On a conference call with analysts, Imperial president and CEO Brad Corson said the company aims to continue setting new records.
“We just delivered our highest annual volumes at Kearl with (270,000). Now we’ve got to get to 280. And then we’ll get to 300. It’s kind of one step at a time,” Corson said. “We are progressing steps to get us to 300,000 barrels a day.”
Imperial has been working for some time to improve productivity and lower costs at Kearl, which is located north of Fort McMurray, Alta.
A major piece of that work was Imperial’s multi-year effort to convert its entire fleet of heavy haul mining trucks at Kearl to fully autonomous operation.

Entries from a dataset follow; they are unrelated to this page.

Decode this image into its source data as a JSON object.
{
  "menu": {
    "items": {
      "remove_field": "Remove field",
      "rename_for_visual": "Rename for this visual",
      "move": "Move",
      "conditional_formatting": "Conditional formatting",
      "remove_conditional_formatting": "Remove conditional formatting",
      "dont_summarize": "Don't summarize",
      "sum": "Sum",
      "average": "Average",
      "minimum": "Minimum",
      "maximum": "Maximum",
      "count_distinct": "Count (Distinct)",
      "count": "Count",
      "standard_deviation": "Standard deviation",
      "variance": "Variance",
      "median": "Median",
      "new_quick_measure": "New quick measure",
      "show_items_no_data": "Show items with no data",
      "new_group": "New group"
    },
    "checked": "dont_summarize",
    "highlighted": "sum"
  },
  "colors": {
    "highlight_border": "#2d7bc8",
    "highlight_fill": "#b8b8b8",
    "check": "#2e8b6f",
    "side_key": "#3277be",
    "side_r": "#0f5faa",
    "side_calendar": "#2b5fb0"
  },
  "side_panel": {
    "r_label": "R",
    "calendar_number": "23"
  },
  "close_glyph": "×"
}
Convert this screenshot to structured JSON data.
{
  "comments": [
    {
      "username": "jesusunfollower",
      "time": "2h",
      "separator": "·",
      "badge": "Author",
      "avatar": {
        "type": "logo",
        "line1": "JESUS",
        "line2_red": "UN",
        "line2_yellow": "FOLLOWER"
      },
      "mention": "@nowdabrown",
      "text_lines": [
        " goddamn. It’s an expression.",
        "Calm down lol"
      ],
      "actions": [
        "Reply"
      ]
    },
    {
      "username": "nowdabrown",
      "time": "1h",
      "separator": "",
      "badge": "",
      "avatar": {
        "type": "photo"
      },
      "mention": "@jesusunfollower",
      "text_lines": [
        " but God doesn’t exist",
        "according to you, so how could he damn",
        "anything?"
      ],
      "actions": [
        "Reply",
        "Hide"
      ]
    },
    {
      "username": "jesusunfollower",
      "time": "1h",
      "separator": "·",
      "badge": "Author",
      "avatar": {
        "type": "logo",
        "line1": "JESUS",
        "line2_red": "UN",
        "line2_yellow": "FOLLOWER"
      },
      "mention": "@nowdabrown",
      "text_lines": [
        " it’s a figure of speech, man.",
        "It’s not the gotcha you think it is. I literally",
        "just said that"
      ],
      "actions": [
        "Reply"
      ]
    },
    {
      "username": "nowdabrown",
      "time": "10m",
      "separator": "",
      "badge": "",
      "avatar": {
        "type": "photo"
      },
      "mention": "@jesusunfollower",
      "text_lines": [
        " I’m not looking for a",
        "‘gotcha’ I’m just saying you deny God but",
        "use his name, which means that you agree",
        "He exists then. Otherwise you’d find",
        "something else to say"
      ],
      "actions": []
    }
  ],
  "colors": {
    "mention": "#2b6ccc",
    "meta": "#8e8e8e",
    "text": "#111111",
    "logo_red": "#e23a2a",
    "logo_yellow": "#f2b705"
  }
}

The company announced the completion of the initiative last fall.
Corson said Friday that the autonomous trucks are safer and more efficient than a human-operated fleet.
“There is no doubt that having that autonomous haul fleet has contributed materially to our ability to achieve these record volumes as well as a significant improvement in operating costs,” he said.
“And we’re still, I think, realizing the full potential of that because it’s only been in the last quarter or so that we’ve completed that full conversion.”
Imperial’s record production in the fourth quarter spurred the company to raise its quarterly dividend by 20 per cent even as lower oil prices meant Imperial’s fourth-quarter profit declined to $1.37 billion, down from $1.73 billion a year earlier.
The company said Friday shareholders will now receive a quarterly dividend payment of 60 cents per share, up from 50 cents per share.
Imperial reported revenue and other income for the fourth quarter totalled $13.11 billion, down from $14.45 billion in the last three months of 2022.
The company, like many Canadian oil companies, is feeling good about the expected completion this spring of the Trans Mountain pipeline expansion, which will give Canada’s oil industry an additional 590,000 barrels per day of export capacity.
Corson said while the volumes Imperial has contracted to ship on Trans Mountain are comparatively small compared to some other oil companies, the entire Canadian industry will benefit. In particular, the additional market access for Canadian producers is expected to reduce the discount Canadian producers typically take on their oil in part due to a lack of export capacity.
“So the biggest benefit (of Trans Mountain) for us is not the individual barrels we ship, but our view of the impact it will have on our true value,” Corson said.
Earlier this week, the company building the Trans Mountain pipeline expansion announced it had run into fresh construction-related hurdles that could push the pipeline’s expected start-up from what had been a first-quarter target date to sometime in the second quarter.
But an increase in production by Canadian oil producers in anticipation of the project has already begun. Alberta oil production hit an all-time record in November 2023, according to data from the Alberta Energy Regulator. Crude oil production in the province rose by 8.8 per cent that month to a new historic high of 4.2 million barrels per day.
Alberta averaged 3.8 million barrels per day of oil production in the first eleven months of 2023, up 1.6 per cent from 2022 and five per cent higher than the same period in 2021.
Amanda Stephenson, The Canadian Press